(Beginning of DATA EXTRACT)

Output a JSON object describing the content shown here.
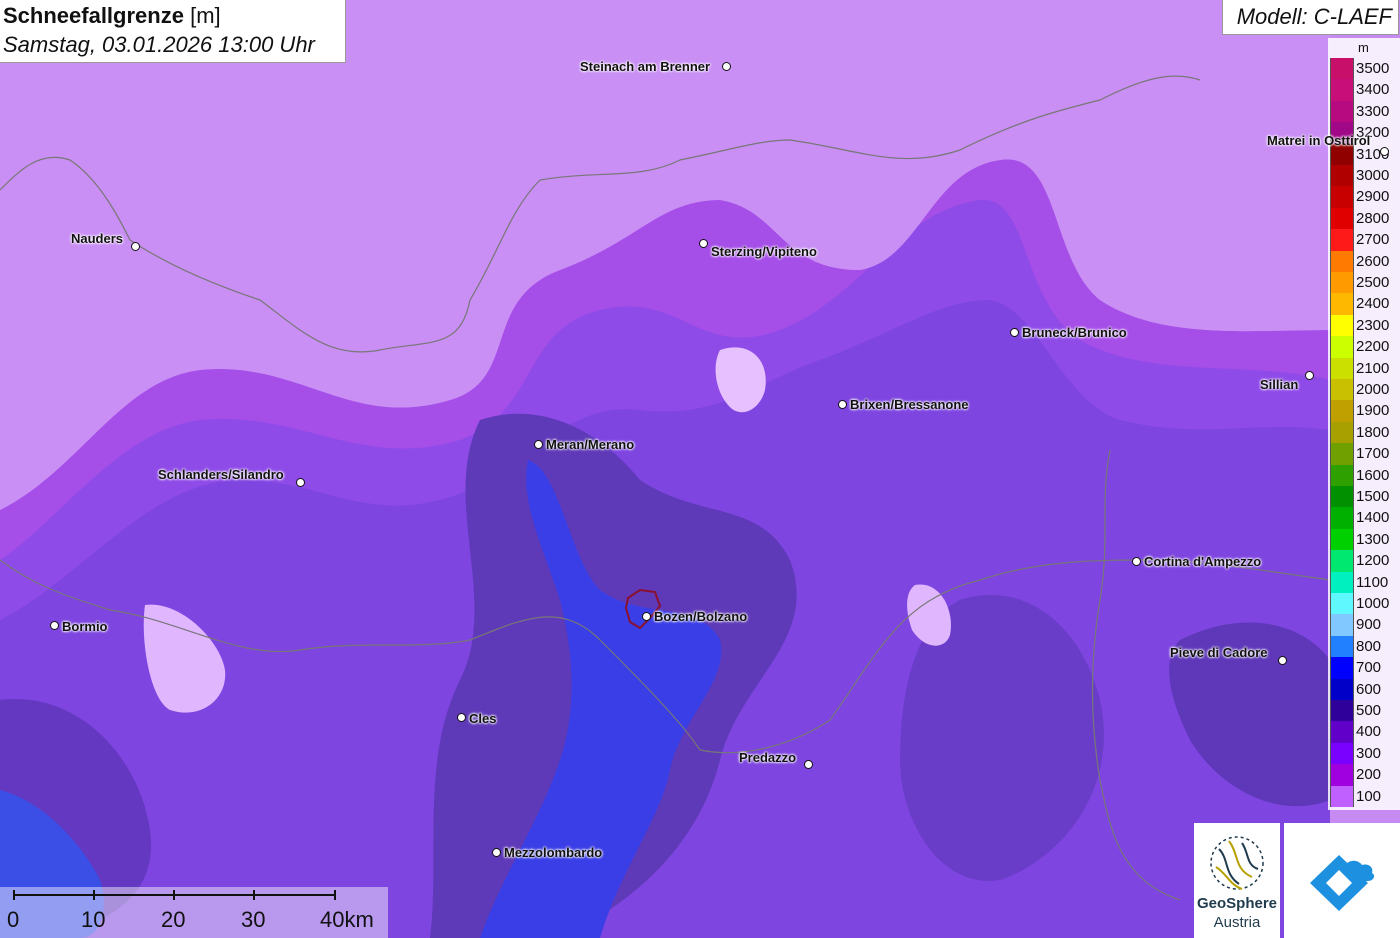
{
  "header": {
    "title_bold": "Schneefallgrenze",
    "title_unit": "[m]",
    "date": "Samstag, 03.01.2026 13:00 Uhr"
  },
  "model": {
    "label": "Modell: C-LAEF"
  },
  "legend": {
    "unit": "m",
    "entries": [
      {
        "label": "3500",
        "color": "#c8106a"
      },
      {
        "label": "3400",
        "color": "#c80e78"
      },
      {
        "label": "3300",
        "color": "#b80a80"
      },
      {
        "label": "3200",
        "color": "#a00888"
      },
      {
        "label": "3100",
        "color": "#900000"
      },
      {
        "label": "3000",
        "color": "#b00000"
      },
      {
        "label": "2900",
        "color": "#c80000"
      },
      {
        "label": "2800",
        "color": "#e00000"
      },
      {
        "label": "2700",
        "color": "#ff1a1a"
      },
      {
        "label": "2600",
        "color": "#ff7a00"
      },
      {
        "label": "2500",
        "color": "#ff9a00"
      },
      {
        "label": "2400",
        "color": "#ffb800"
      },
      {
        "label": "2300",
        "color": "#ffff00"
      },
      {
        "label": "2200",
        "color": "#ccff00"
      },
      {
        "label": "2100",
        "color": "#cce000"
      },
      {
        "label": "2000",
        "color": "#c8c000"
      },
      {
        "label": "1900",
        "color": "#c0a000"
      },
      {
        "label": "1800",
        "color": "#a8a000"
      },
      {
        "label": "1700",
        "color": "#70a000"
      },
      {
        "label": "1600",
        "color": "#2ea000"
      },
      {
        "label": "1500",
        "color": "#009000"
      },
      {
        "label": "1400",
        "color": "#00b000"
      },
      {
        "label": "1300",
        "color": "#00d000"
      },
      {
        "label": "1200",
        "color": "#00e870"
      },
      {
        "label": "1100",
        "color": "#00f0c0"
      },
      {
        "label": "1000",
        "color": "#60f8ff"
      },
      {
        "label": "900",
        "color": "#80c8ff"
      },
      {
        "label": "800",
        "color": "#2080ff"
      },
      {
        "label": "700",
        "color": "#0000ff"
      },
      {
        "label": "600",
        "color": "#0000c8"
      },
      {
        "label": "500",
        "color": "#30009a"
      },
      {
        "label": "400",
        "color": "#6000c8"
      },
      {
        "label": "300",
        "color": "#7a00ff"
      },
      {
        "label": "200",
        "color": "#a000e0"
      },
      {
        "label": "100",
        "color": "#c060ff"
      }
    ]
  },
  "cities": [
    {
      "name": "Steinach am Brenner",
      "icon": "city-dot-icon"
    },
    {
      "name": "Nauders",
      "icon": "city-dot-icon"
    },
    {
      "name": "Sterzing/Vipiteno",
      "icon": "city-dot-icon"
    },
    {
      "name": "Matrei in Osttirol",
      "icon": "city-dot-icon"
    },
    {
      "name": "Bruneck/Brunico",
      "icon": "city-dot-icon"
    },
    {
      "name": "Sillian",
      "icon": "city-dot-icon"
    },
    {
      "name": "Brixen/Bressanone",
      "icon": "city-dot-icon"
    },
    {
      "name": "Meran/Merano",
      "icon": "city-dot-icon"
    },
    {
      "name": "Schlanders/Silandro",
      "icon": "city-dot-icon"
    },
    {
      "name": "Cortina d'Ampezzo",
      "icon": "city-dot-icon"
    },
    {
      "name": "Bormio",
      "icon": "city-dot-icon"
    },
    {
      "name": "Bozen/Bolzano",
      "icon": "city-dot-icon"
    },
    {
      "name": "Pieve di Cadore",
      "icon": "city-dot-icon"
    },
    {
      "name": "Cles",
      "icon": "city-dot-icon"
    },
    {
      "name": "Predazzo",
      "icon": "city-dot-icon"
    },
    {
      "name": "Mezzolombardo",
      "icon": "city-dot-icon"
    }
  ],
  "scalebar": {
    "labels": [
      "0",
      "10",
      "20",
      "30",
      "40km"
    ]
  },
  "logos": {
    "geosphere_line1": "GeoSphere",
    "geosphere_line2": "Austria"
  }
}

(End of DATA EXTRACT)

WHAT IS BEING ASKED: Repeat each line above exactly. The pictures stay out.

WRITTEN SOLUTION:
Output a JSON object describing the content shown here.
{
  "header": {
    "title_bold": "Schneefallgrenze",
    "title_unit": "[m]",
    "date": "Samstag, 03.01.2026 13:00 Uhr"
  },
  "model": {
    "label": "Modell: C-LAEF"
  },
  "legend": {
    "unit": "m",
    "entries": [
      {
        "label": "3500",
        "color": "#c8106a"
      },
      {
        "label": "3400",
        "color": "#c80e78"
      },
      {
        "label": "3300",
        "color": "#b80a80"
      },
      {
        "label": "3200",
        "color": "#a00888"
      },
      {
        "label": "3100",
        "color": "#900000"
      },
      {
        "label": "3000",
        "color": "#b00000"
      },
      {
        "label": "2900",
        "color": "#c80000"
      },
      {
        "label": "2800",
        "color": "#e00000"
      },
      {
        "label": "2700",
        "color": "#ff1a1a"
      },
      {
        "label": "2600",
        "color": "#ff7a00"
      },
      {
        "label": "2500",
        "color": "#ff9a00"
      },
      {
        "label": "2400",
        "color": "#ffb800"
      },
      {
        "label": "2300",
        "color": "#ffff00"
      },
      {
        "label": "2200",
        "color": "#ccff00"
      },
      {
        "label": "2100",
        "color": "#cce000"
      },
      {
        "label": "2000",
        "color": "#c8c000"
      },
      {
        "label": "1900",
        "color": "#c0a000"
      },
      {
        "label": "1800",
        "color": "#a8a000"
      },
      {
        "label": "1700",
        "color": "#70a000"
      },
      {
        "label": "1600",
        "color": "#2ea000"
      },
      {
        "label": "1500",
        "color": "#009000"
      },
      {
        "label": "1400",
        "color": "#00b000"
      },
      {
        "label": "1300",
        "color": "#00d000"
      },
      {
        "label": "1200",
        "color": "#00e870"
      },
      {
        "label": "1100",
        "color": "#00f0c0"
      },
      {
        "label": "1000",
        "color": "#60f8ff"
      },
      {
        "label": "900",
        "color": "#80c8ff"
      },
      {
        "label": "800",
        "color": "#2080ff"
      },
      {
        "label": "700",
        "color": "#0000ff"
      },
      {
        "label": "600",
        "color": "#0000c8"
      },
      {
        "label": "500",
        "color": "#30009a"
      },
      {
        "label": "400",
        "color": "#6000c8"
      },
      {
        "label": "300",
        "color": "#7a00ff"
      },
      {
        "label": "200",
        "color": "#a000e0"
      },
      {
        "label": "100",
        "color": "#c060ff"
      }
    ]
  },
  "cities": [
    {
      "name": "Steinach am Brenner",
      "icon": "city-dot-icon"
    },
    {
      "name": "Nauders",
      "icon": "city-dot-icon"
    },
    {
      "name": "Sterzing/Vipiteno",
      "icon": "city-dot-icon"
    },
    {
      "name": "Matrei in Osttirol",
      "icon": "city-dot-icon"
    },
    {
      "name": "Bruneck/Brunico",
      "icon": "city-dot-icon"
    },
    {
      "name": "Sillian",
      "icon": "city-dot-icon"
    },
    {
      "name": "Brixen/Bressanone",
      "icon": "city-dot-icon"
    },
    {
      "name": "Meran/Merano",
      "icon": "city-dot-icon"
    },
    {
      "name": "Schlanders/Silandro",
      "icon": "city-dot-icon"
    },
    {
      "name": "Cortina d'Ampezzo",
      "icon": "city-dot-icon"
    },
    {
      "name": "Bormio",
      "icon": "city-dot-icon"
    },
    {
      "name": "Bozen/Bolzano",
      "icon": "city-dot-icon"
    },
    {
      "name": "Pieve di Cadore",
      "icon": "city-dot-icon"
    },
    {
      "name": "Cles",
      "icon": "city-dot-icon"
    },
    {
      "name": "Predazzo",
      "icon": "city-dot-icon"
    },
    {
      "name": "Mezzolombardo",
      "icon": "city-dot-icon"
    }
  ],
  "scalebar": {
    "labels": [
      "0",
      "10",
      "20",
      "30",
      "40km"
    ]
  },
  "logos": {
    "geosphere_line1": "GeoSphere",
    "geosphere_line2": "Austria"
  }
}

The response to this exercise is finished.